Shiprepair & Maintenance: 4th Quarter 2020
Finland’s Evac Group has recently introduced two new products to help with integration, and to be in compliance with regulations, when it comes to installing ballast water treatment equipment for retrofit.
The first is a device that is designed to simplify the integration of various components external to the treatment equipment; the second is a valve monitoring device, which meets the requirement for the treatment system to log by-pass routes of the ship’s systems.
Robert Field, technical director of Evac’s Cathelco division, says: “As the ship’s valves are not controlled by the treatment system this is not easy to achieve. There is also confusion as not all the class bodies are interpreting the rules the same.”
With this latest development, the ship’s valves can simply be connected to the Evac valve monitoring device and this in turn will send a monitoring signal to the treatment unit’s main control panel allowing for any by-pass to be logged in line with the Ballast Water Convention rules. This is particularly important if the ship does not have a fully incorporated IPMS (Integrated Platform Management System), the company points out.
Evac is achieving considerable success with its Evolution ballast water treatment technology as a retrofit option for specialist vessel types. The Evolution system has been developed over a 10-year period by Cathelco, which has been part of the Evac Group since 2018.
Earlier this year, Evac Evolution systems were installed on two platform supply vessels operated by Harvey Gulf International, Harvey Spirit and Harvey Supplier. Both had systems fitted with the capacity to treat ballast water at the rate of 250m³/h.
In 2016, a Cathelco ballast water management system was installed on the Harvey Stone, a multi-purpose field support vessel, also owned by Harvey Gulf International. “This has operated successfully over the past four years and its r ecord of reliability was an important factor in winning the contracts for the two latest vessels,” states Field.
Amongst other recent projects, the Evac Evolution system was installed on the ILV Granuaile, an aid to navigation vessel operated by the Commissioners of Irish Lights. In this case, the system installed has the capacity to treat ballast water at a rate of up to 250m³/h. The components were supplied in modular form enabling them to be distributed to ensure the best use of available space within the engine room.
A quick response was a vital factor in winning an order to supply an Evac Evolution ballast water treatment system for the cable laying vessel, Cable Ship Etisalat, operated by E-Marine PJSC and based in the United Arab Emirates.

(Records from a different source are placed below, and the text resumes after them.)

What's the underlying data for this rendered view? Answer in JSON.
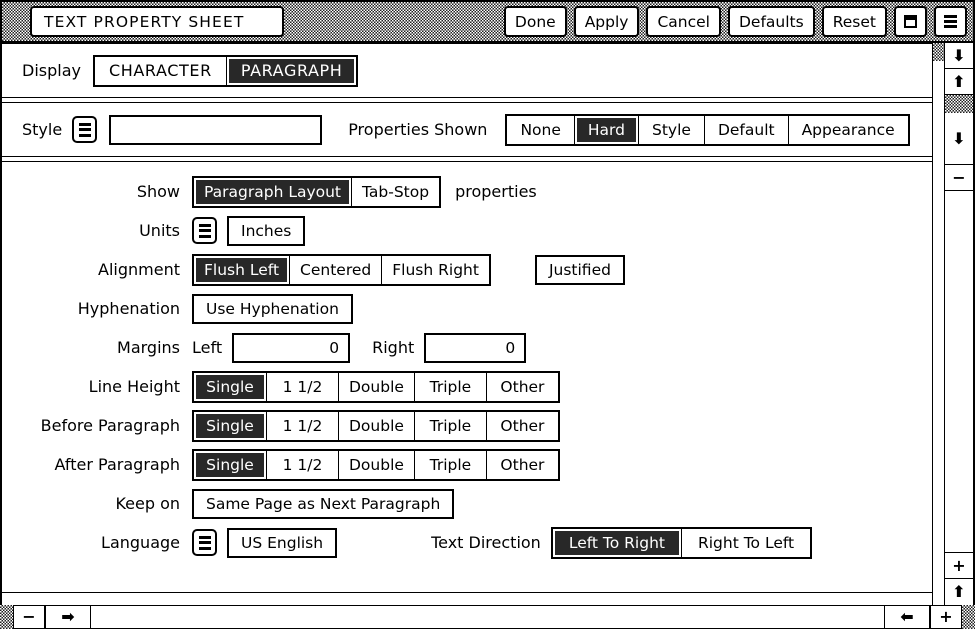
{
  "window": {
    "title": "TEXT PROPERTY SHEET",
    "buttons": [
      {
        "label": "Done",
        "name": "done-button"
      },
      {
        "label": "Apply",
        "name": "apply-button"
      },
      {
        "label": "Cancel",
        "name": "cancel-button"
      },
      {
        "label": "Defaults",
        "name": "defaults-button"
      },
      {
        "label": "Reset",
        "name": "reset-button"
      }
    ],
    "icon_buttons": [
      {
        "icon": "window-icon"
      },
      {
        "icon": "menu-icon"
      }
    ]
  },
  "display": {
    "label": "Display",
    "options": [
      {
        "label": "CHARACTER",
        "selected": false
      },
      {
        "label": "PARAGRAPH",
        "selected": true
      }
    ]
  },
  "style": {
    "label": "Style",
    "menu_icon": "menu-icon",
    "value": "",
    "placeholder": ""
  },
  "properties_shown": {
    "label": "Properties Shown",
    "options": [
      {
        "label": "None",
        "selected": false
      },
      {
        "label": "Hard",
        "selected": true
      },
      {
        "label": "Style",
        "selected": false
      },
      {
        "label": "Default",
        "selected": false
      },
      {
        "label": "Appearance",
        "selected": false
      }
    ]
  },
  "show": {
    "label": "Show",
    "suffix": "properties",
    "options": [
      {
        "label": "Paragraph Layout",
        "selected": true
      },
      {
        "label": "Tab-Stop",
        "selected": false
      }
    ]
  },
  "units": {
    "label": "Units",
    "menu_icon": "menu-icon",
    "value": "Inches"
  },
  "alignment": {
    "label": "Alignment",
    "options": [
      {
        "label": "Flush Left",
        "selected": true
      },
      {
        "label": "Centered",
        "selected": false
      },
      {
        "label": "Flush Right",
        "selected": false
      }
    ],
    "justified": {
      "label": "Justified",
      "selected": false
    }
  },
  "hyphenation": {
    "label": "Hyphenation",
    "toggle": {
      "label": "Use Hyphenation",
      "selected": false
    }
  },
  "margins": {
    "label": "Margins",
    "left_label": "Left",
    "left_value": "0",
    "right_label": "Right",
    "right_value": "0"
  },
  "line_height": {
    "label": "Line Height",
    "options": [
      {
        "label": "Single",
        "selected": true
      },
      {
        "label": "1 1/2",
        "selected": false
      },
      {
        "label": "Double",
        "selected": false
      },
      {
        "label": "Triple",
        "selected": false
      },
      {
        "label": "Other",
        "selected": false
      }
    ]
  },
  "before_paragraph": {
    "label": "Before Paragraph",
    "options": [
      {
        "label": "Single",
        "selected": true
      },
      {
        "label": "1 1/2",
        "selected": false
      },
      {
        "label": "Double",
        "selected": false
      },
      {
        "label": "Triple",
        "selected": false
      },
      {
        "label": "Other",
        "selected": false
      }
    ]
  },
  "after_paragraph": {
    "label": "After Paragraph",
    "options": [
      {
        "label": "Single",
        "selected": true
      },
      {
        "label": "1 1/2",
        "selected": false
      },
      {
        "label": "Double",
        "selected": false
      },
      {
        "label": "Triple",
        "selected": false
      },
      {
        "label": "Other",
        "selected": false
      }
    ]
  },
  "keep_on": {
    "label": "Keep on",
    "toggle": {
      "label": "Same Page as Next Paragraph",
      "selected": false
    }
  },
  "language": {
    "label": "Language",
    "menu_icon": "menu-icon",
    "value": "US English"
  },
  "text_direction": {
    "label": "Text Direction",
    "options": [
      {
        "label": "Left To Right",
        "selected": true
      },
      {
        "label": "Right To Left",
        "selected": false
      }
    ]
  },
  "scrollbars": {
    "vertical": [
      {
        "icon": "arrow-down-icon"
      },
      {
        "icon": "arrow-up-icon"
      },
      {
        "icon": "arrow-down-icon"
      },
      {
        "icon": "minus-icon"
      },
      {
        "icon": "plus-icon"
      },
      {
        "icon": "arrow-up-icon"
      }
    ],
    "horizontal": {
      "minus": "minus-icon",
      "right": "arrow-right-icon",
      "left": "arrow-left-icon",
      "plus": "plus-icon"
    }
  },
  "colors": {
    "selected_bg": "#282828",
    "selected_fg": "#ffffff",
    "border": "#000000",
    "background": "#ffffff"
  }
}
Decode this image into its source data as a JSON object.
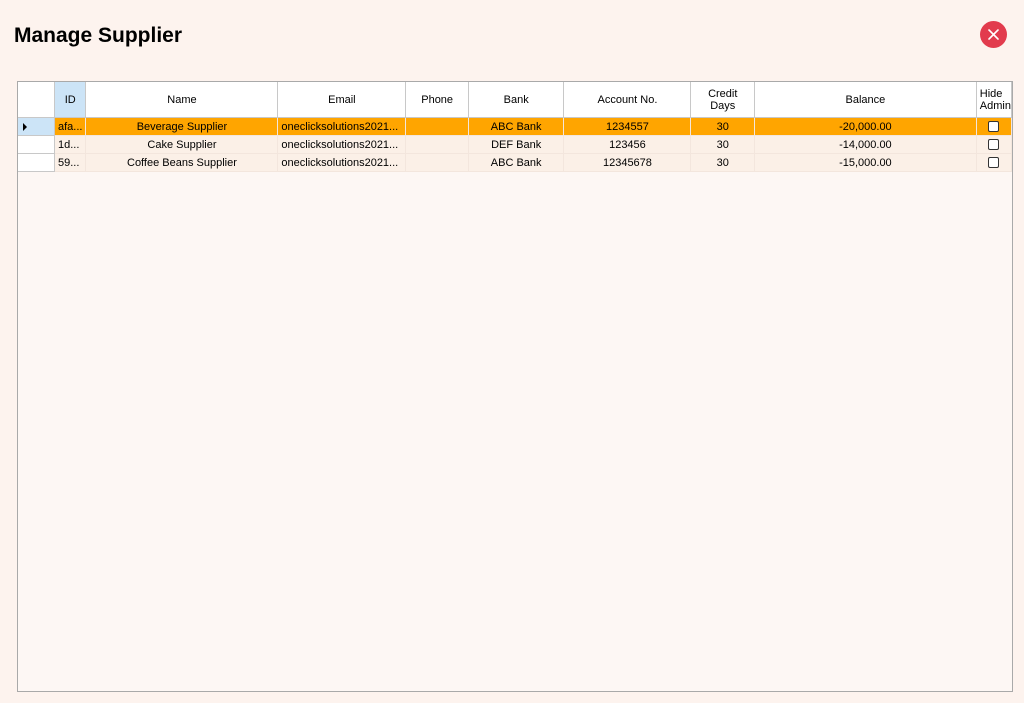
{
  "window": {
    "title": "Manage Supplier",
    "close_icon": "close-icon"
  },
  "colors": {
    "selected_row": "#ffa500",
    "close_button": "#e23b4d",
    "header_selected": "#cce4f7",
    "background": "#fdf3ee"
  },
  "grid": {
    "columns": {
      "id": "ID",
      "name": "Name",
      "email": "Email",
      "phone": "Phone",
      "bank": "Bank",
      "account": "Account No.",
      "credit_line1": "Credit",
      "credit_line2": "Days",
      "balance": "Balance",
      "hide_line1": "Hide",
      "hide_line2": "Admin"
    },
    "rows": [
      {
        "id": "afa...",
        "name": "Beverage Supplier",
        "email": "oneclicksolutions2021...",
        "phone": "",
        "bank": "ABC Bank",
        "account": "1234557",
        "credit_days": "30",
        "balance": "-20,000.00",
        "hide_admin": false,
        "selected": true
      },
      {
        "id": "1d...",
        "name": "Cake Supplier",
        "email": "oneclicksolutions2021...",
        "phone": "",
        "bank": "DEF Bank",
        "account": "123456",
        "credit_days": "30",
        "balance": "-14,000.00",
        "hide_admin": false,
        "selected": false
      },
      {
        "id": "59...",
        "name": "Coffee Beans Supplier",
        "email": "oneclicksolutions2021...",
        "phone": "",
        "bank": "ABC Bank",
        "account": "12345678",
        "credit_days": "30",
        "balance": "-15,000.00",
        "hide_admin": false,
        "selected": false
      }
    ]
  }
}
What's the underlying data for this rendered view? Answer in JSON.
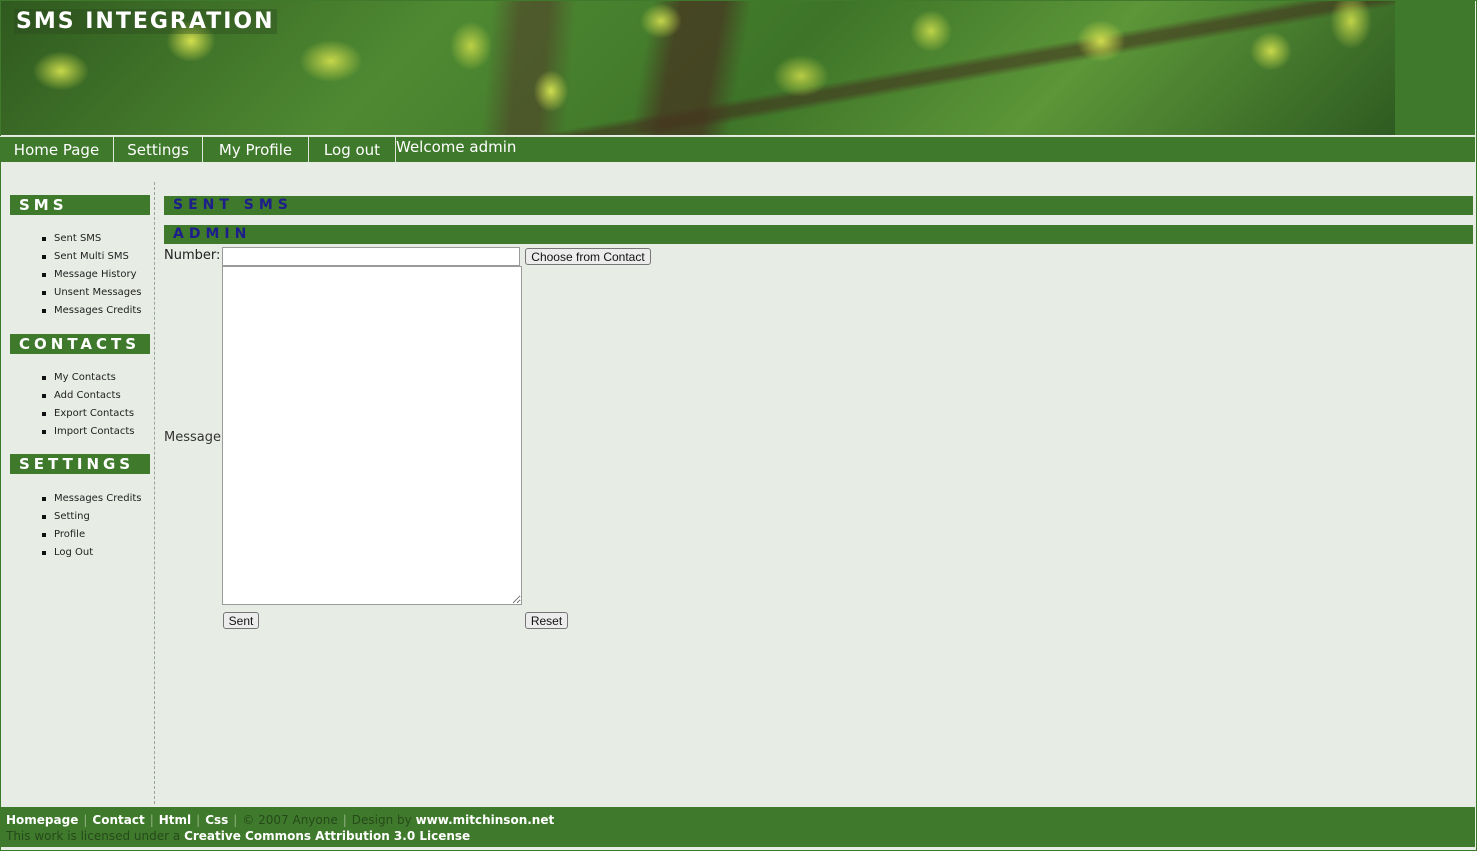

“When E-Marine contacted us, they said it was essential that the system was delivered to Dubai within four weeks so that it could be installed when the vessel was in drydock,” says Stevenson Varghese, managing director of Cathelco Middle East, which won the contract. Technical proposals were submitted to the customer and approved within a matter of days, he points out, enabling the assembly of equipment and delivery to proceed at speed. Cable Ship Etisalat was supplied with an Evac Evolution mini-system with the capacity to treat ballast water at up to 55m³/h.
Based on a combination of filtration and UV technology, Evac Evolution features a ‘feedback loop’ which uses UV transmission as the parameter for precisely determining UV dosage. This ensures effectiveness in challenging water conditions but saves on power during normal operations. The system is available with capacities from 34m³/h to 1,500m³/h in a single unit and can be supplied in modular form for retrofits or skid mounted for newbuild applications